Zelizer: A Trump third-party candidacy could cause real problems for Republicans, as Ross Perot did in 1992
By rallying key elements of the conservative base, Trump could help elect Hillary Clinton
Editor’s Note: Julian Zelizer is a professor of history and public affairs at Princeton University and a New America fellow. He is the author of “Jimmy Carter” and “The Fierce Urgency of Now: Lyndon Johnson, Congress, and the Battle for the Great Society.” The opinions expressed in this commentary are solely those of the author. This is an updated version of an article that ran previously.
Earlier this year, Donald Trump suggested that if the Republican Party doesn’t treat him right, he might run as a third-party candidate. Republicans should be worried.
If Trump takes this step, he would add a serious element of uncertainty into an already unwieldy process. Trump can bring his demagoguery and willingness to say anything approach to the general election, when the outcome in a handful of states will determine the next president.
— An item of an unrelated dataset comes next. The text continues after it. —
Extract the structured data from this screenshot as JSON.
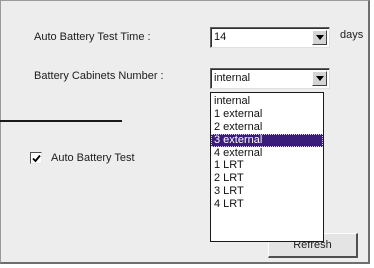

Should he run as an independent, Trump would be following in the footsteps of Ross Perot. In the 1992 presidential election, Perot caused immense trouble for Republican President George H.W. Bush in his campaign against Bill Clinton by entering the race as a self-financed third-party candidate. Like Trump, Perot had the money and media savvy to command national attention even without a formal party apparatus behind him.